For residents and non-residents alike, this should be an interesting insight into the history, plant-life and architecture of Peckham. A series of walking tours led by artists, poets, botanists and foragers will lead the group through a hands-on and critical exploration of the area, covering aspects of community, place and our changing relationship with the environment. Starting at Queens Road Peckham station, the tour will progress throughout a two-hour stroll into poetry readings, collection, performance and a little bit of soul-reviving manual labour.
SALIENT by Twelve Around One
Twelve Around One, formerly located on Shacklewell Street and now holding exhibitions at various locations in London, is showcasing SALIENT specifically for the Art Licks Weekend. Hosted by The Dye House in Peckham, the show brings together work by Juliette Bonneviot, Christian Hidaka, Samuel Fouracre, Thomas Lock, Sara Ludy, Ben Sansbury and Daniel Swan in an exploration of architecture in 4D. Considering the line-up and the historical torrent of sensational shows curated by Twelve Around One directors Gabor Gyory and Nick Jensen, it is bound to be well worth making the most of this small window of opportunity to see it.
Over the whole three-day period, there will be a performance held every hour in a public space across south-east and east London by artists such as Holly Slingsby, Tom Lovelace and Viktor Timofeev & Simon Werner. Three performances will also be held at Bermondsey Underground as part of the Art on the Underground scheme, with some station interior intervention and live acts from Patrick Coyle, Leah Capaldi and Ilona Sagar between 3 and 4pm on the Saturday.
Superlative TV: Apathy Transmission at Blacksmith and Toffee Maker
Curated by Anne Tenner, this will be Superlative TV's third broadcast. Focusing on the idea of apathy, the broadcast will tap into connections between the apathetic state of mind and its effects on society and the environment. It will examine the consequences in terms of its negative effects on climate and attitudes to work, but also its power as a stance in opposition to the individual self-interest of neoliberalist agendas.
Wine & Spirits at Cell Project Space

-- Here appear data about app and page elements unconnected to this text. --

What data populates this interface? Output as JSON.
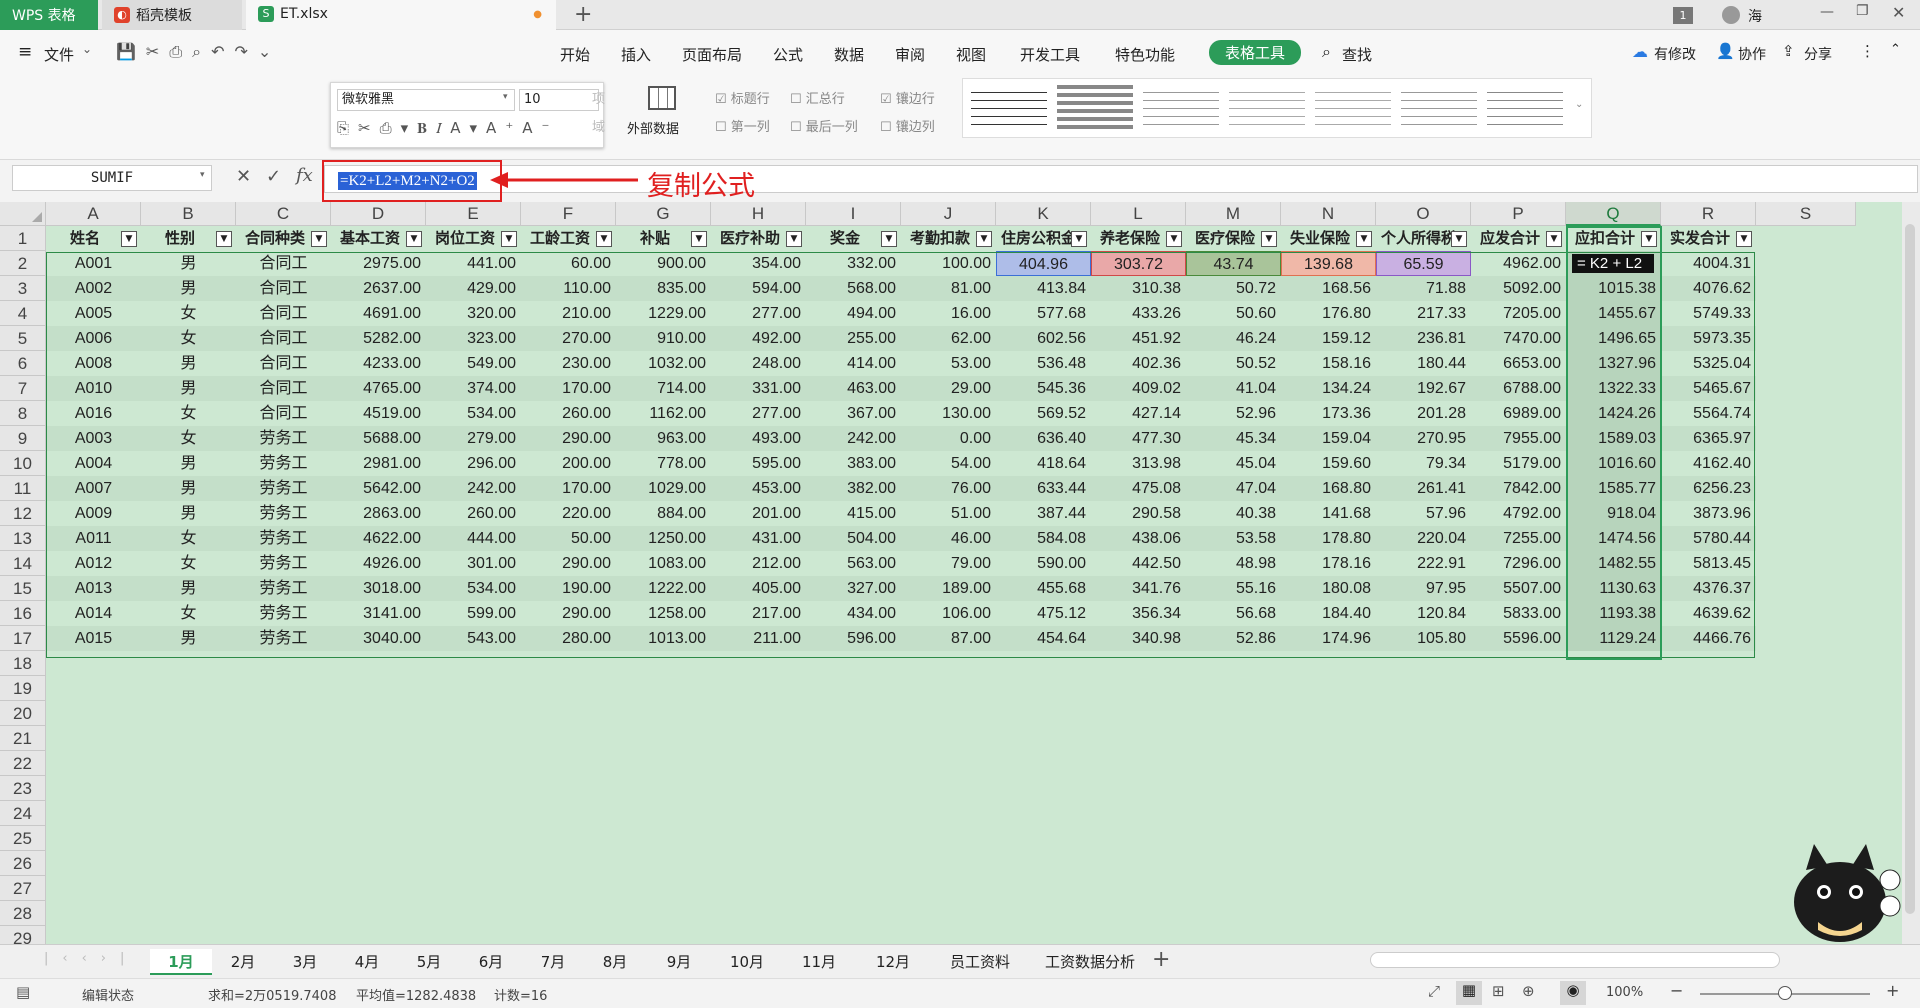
{
  "tabs": {
    "wps": "WPS 表格",
    "template": "稻壳模板",
    "file": "ET.xlsx",
    "user": "海",
    "badge": "1"
  },
  "menu": {
    "file": "文件",
    "items": [
      "开始",
      "插入",
      "页面布局",
      "公式",
      "数据",
      "审阅",
      "视图",
      "开发工具",
      "特色功能"
    ],
    "active": "表格工具",
    "search": "查找",
    "modified": "有修改",
    "collab": "协作",
    "share": "分享"
  },
  "ribbon": {
    "font": "微软雅黑",
    "size": "10",
    "external_data": "外部数据",
    "opt1": "标题行",
    "opt2": "汇总行",
    "opt3": "镶边行",
    "opt4": "第一列",
    "opt5": "最后一列",
    "opt6": "镶边列",
    "ghost1": "项",
    "ghost2": "域"
  },
  "formula_bar": {
    "name_box": "SUMIF",
    "fx": "fx",
    "formula": "=K2+L2+M2+N2+O2",
    "annotation": "复制公式"
  },
  "columns": [
    "A",
    "B",
    "C",
    "D",
    "E",
    "F",
    "G",
    "H",
    "I",
    "J",
    "K",
    "L",
    "M",
    "N",
    "O",
    "P",
    "Q",
    "R",
    "S"
  ],
  "headers": [
    "姓名",
    "性别",
    "合同种类",
    "基本工资",
    "岗位工资",
    "工龄工资",
    "补贴",
    "医疗补助",
    "奖金",
    "考勤扣款",
    "住房公积金",
    "养老保险",
    "医疗保险",
    "失业保险",
    "个人所得税",
    "应发合计",
    "应扣合计",
    "实发合计"
  ],
  "edit_cell": "= K2 + L2",
  "rows": [
    [
      "A001",
      "男",
      "合同工",
      "2975.00",
      "441.00",
      "60.00",
      "900.00",
      "354.00",
      "332.00",
      "100.00",
      "404.96",
      "303.72",
      "43.74",
      "139.68",
      "65.59",
      "4962.00",
      "",
      "4004.31"
    ],
    [
      "A002",
      "男",
      "合同工",
      "2637.00",
      "429.00",
      "110.00",
      "835.00",
      "594.00",
      "568.00",
      "81.00",
      "413.84",
      "310.38",
      "50.72",
      "168.56",
      "71.88",
      "5092.00",
      "1015.38",
      "4076.62"
    ],
    [
      "A005",
      "女",
      "合同工",
      "4691.00",
      "320.00",
      "210.00",
      "1229.00",
      "277.00",
      "494.00",
      "16.00",
      "577.68",
      "433.26",
      "50.60",
      "176.80",
      "217.33",
      "7205.00",
      "1455.67",
      "5749.33"
    ],
    [
      "A006",
      "女",
      "合同工",
      "5282.00",
      "323.00",
      "270.00",
      "910.00",
      "492.00",
      "255.00",
      "62.00",
      "602.56",
      "451.92",
      "46.24",
      "159.12",
      "236.81",
      "7470.00",
      "1496.65",
      "5973.35"
    ],
    [
      "A008",
      "男",
      "合同工",
      "4233.00",
      "549.00",
      "230.00",
      "1032.00",
      "248.00",
      "414.00",
      "53.00",
      "536.48",
      "402.36",
      "50.52",
      "158.16",
      "180.44",
      "6653.00",
      "1327.96",
      "5325.04"
    ],
    [
      "A010",
      "男",
      "合同工",
      "4765.00",
      "374.00",
      "170.00",
      "714.00",
      "331.00",
      "463.00",
      "29.00",
      "545.36",
      "409.02",
      "41.04",
      "134.24",
      "192.67",
      "6788.00",
      "1322.33",
      "5465.67"
    ],
    [
      "A016",
      "女",
      "合同工",
      "4519.00",
      "534.00",
      "260.00",
      "1162.00",
      "277.00",
      "367.00",
      "130.00",
      "569.52",
      "427.14",
      "52.96",
      "173.36",
      "201.28",
      "6989.00",
      "1424.26",
      "5564.74"
    ],
    [
      "A003",
      "女",
      "劳务工",
      "5688.00",
      "279.00",
      "290.00",
      "963.00",
      "493.00",
      "242.00",
      "0.00",
      "636.40",
      "477.30",
      "45.34",
      "159.04",
      "270.95",
      "7955.00",
      "1589.03",
      "6365.97"
    ],
    [
      "A004",
      "男",
      "劳务工",
      "2981.00",
      "296.00",
      "200.00",
      "778.00",
      "595.00",
      "383.00",
      "54.00",
      "418.64",
      "313.98",
      "45.04",
      "159.60",
      "79.34",
      "5179.00",
      "1016.60",
      "4162.40"
    ],
    [
      "A007",
      "男",
      "劳务工",
      "5642.00",
      "242.00",
      "170.00",
      "1029.00",
      "453.00",
      "382.00",
      "76.00",
      "633.44",
      "475.08",
      "47.04",
      "168.80",
      "261.41",
      "7842.00",
      "1585.77",
      "6256.23"
    ],
    [
      "A009",
      "男",
      "劳务工",
      "2863.00",
      "260.00",
      "220.00",
      "884.00",
      "201.00",
      "415.00",
      "51.00",
      "387.44",
      "290.58",
      "40.38",
      "141.68",
      "57.96",
      "4792.00",
      "918.04",
      "3873.96"
    ],
    [
      "A011",
      "女",
      "劳务工",
      "4622.00",
      "444.00",
      "50.00",
      "1250.00",
      "431.00",
      "504.00",
      "46.00",
      "584.08",
      "438.06",
      "53.58",
      "178.80",
      "220.04",
      "7255.00",
      "1474.56",
      "5780.44"
    ],
    [
      "A012",
      "女",
      "劳务工",
      "4926.00",
      "301.00",
      "290.00",
      "1083.00",
      "212.00",
      "563.00",
      "79.00",
      "590.00",
      "442.50",
      "48.98",
      "178.16",
      "222.91",
      "7296.00",
      "1482.55",
      "5813.45"
    ],
    [
      "A013",
      "男",
      "劳务工",
      "3018.00",
      "534.00",
      "190.00",
      "1222.00",
      "405.00",
      "327.00",
      "189.00",
      "455.68",
      "341.76",
      "55.16",
      "180.08",
      "97.95",
      "5507.00",
      "1130.63",
      "4376.37"
    ],
    [
      "A014",
      "女",
      "劳务工",
      "3141.00",
      "599.00",
      "290.00",
      "1258.00",
      "217.00",
      "434.00",
      "106.00",
      "475.12",
      "356.34",
      "56.68",
      "184.40",
      "120.84",
      "5833.00",
      "1193.38",
      "4639.62"
    ],
    [
      "A015",
      "男",
      "劳务工",
      "3040.00",
      "543.00",
      "280.00",
      "1013.00",
      "211.00",
      "596.00",
      "87.00",
      "454.64",
      "340.98",
      "52.86",
      "174.96",
      "105.80",
      "5596.00",
      "1129.24",
      "4466.76"
    ]
  ],
  "row_numbers": [
    "1",
    "2",
    "3",
    "4",
    "5",
    "6",
    "7",
    "8",
    "9",
    "10",
    "11",
    "12",
    "13",
    "14",
    "15",
    "16",
    "17",
    "18",
    "19",
    "20",
    "21",
    "22",
    "23",
    "24",
    "25",
    "26",
    "27",
    "28",
    "29"
  ],
  "sheet_tabs": [
    "1月",
    "2月",
    "3月",
    "4月",
    "5月",
    "6月",
    "7月",
    "8月",
    "9月",
    "10月",
    "11月",
    "12月",
    "员工资料",
    "工资数据分析"
  ],
  "active_sheet": "1月",
  "status": {
    "mode": "编辑状态",
    "sum": "求和=2万0519.7408",
    "avg": "平均值=1282.4838",
    "count": "计数=16",
    "zoom": "100%"
  },
  "colors": {
    "accent": "#2c9c59",
    "annotation": "#e02020",
    "grid_bg": "#cde8d2"
  }
}
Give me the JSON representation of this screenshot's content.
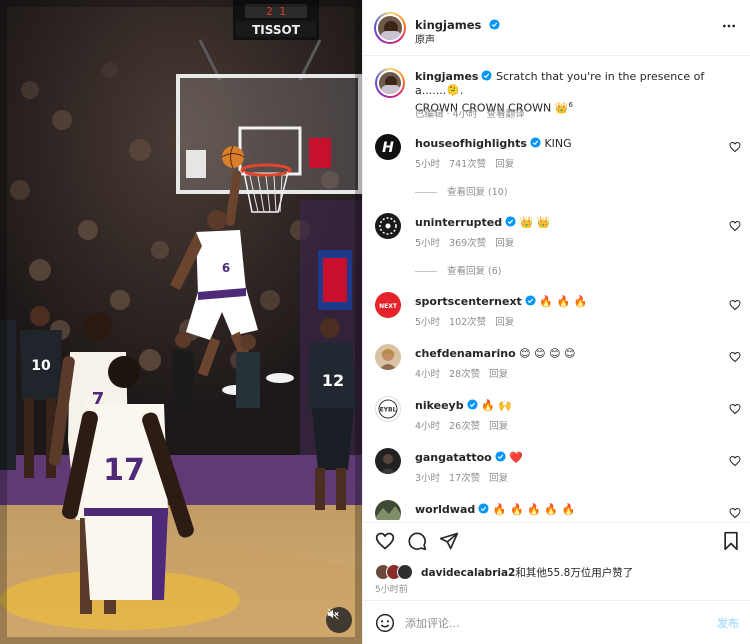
{
  "post_header": {
    "username": "kingjames",
    "audio_label": "原声",
    "more_options_icon": "more-horizontal-icon"
  },
  "video": {
    "scoreboard_brand": "TISSOT",
    "mute_icon": "speaker-muted-icon"
  },
  "caption": {
    "username": "kingjames",
    "text": "Scratch that you're in the presence of a.......🫠.",
    "text_line2": "CROWN CROWN CROWN",
    "emoji": "👑",
    "superscript": "6",
    "edited_label": "已编辑",
    "separator": "·",
    "time": "4小时",
    "translate_label": "查看翻译"
  },
  "comments": [
    {
      "username": "houseofhighlights",
      "text": "KING",
      "time": "5小时",
      "likes": "741次赞",
      "reply": "回复",
      "view_replies": "查看回复 (10)"
    },
    {
      "username": "uninterrupted",
      "text": "👑 👑",
      "time": "5小时",
      "likes": "369次赞",
      "reply": "回复",
      "view_replies": "查看回复 (6)"
    },
    {
      "username": "sportscenternext",
      "text": "🔥 🔥 🔥",
      "time": "5小时",
      "likes": "102次赞",
      "reply": "回复"
    },
    {
      "username": "chefdenamarino",
      "text": "😊 😊 😊 😊",
      "time": "4小时",
      "likes": "28次赞",
      "reply": "回复"
    },
    {
      "username": "nikeeyb",
      "text": "🔥 🙌",
      "time": "4小时",
      "likes": "26次赞",
      "reply": "回复"
    },
    {
      "username": "gangatattoo",
      "text": "❤️",
      "time": "3小时",
      "likes": "17次赞",
      "reply": "回复"
    },
    {
      "username": "worldwad",
      "text": "🔥 🔥 🔥 🔥 🔥"
    }
  ],
  "actions": {
    "like_icon": "heart-icon",
    "comment_icon": "comment-icon",
    "share_icon": "send-icon",
    "save_icon": "bookmark-icon"
  },
  "likes_summary": {
    "liker": "davidecalabria2",
    "text": "和其他55.8万位用户赞了"
  },
  "post_time": "5小时前",
  "add_comment": {
    "placeholder": "添加评论...",
    "post_label": "发布",
    "emoji_icon": "smiley-icon"
  },
  "colors": {
    "verified_blue": "#0095f6",
    "muted_text": "#8e8e8e",
    "post_button_disabled": "#b2dffc",
    "heart_red": "#ed4956"
  }
}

Cell Project Space has hosted some of the most interesting exhibitions in London in recent years, and this will be no exception. Wine & Spirits is the title of its current show by artist Rachel Reupke, who uses the space to present her investigations into the potential and limitations of the digital image - a mode of enquiry she has been following since the 1990s. Reupke creates worlds from the manufactured desires of commercial image production, taking elements from webcam films and popular stock footage to reflect the stylised innocuousness of the consumer fantasy. Wine & Spirits is her latest film, which screened at the Oberhausen Film Festival in May this year.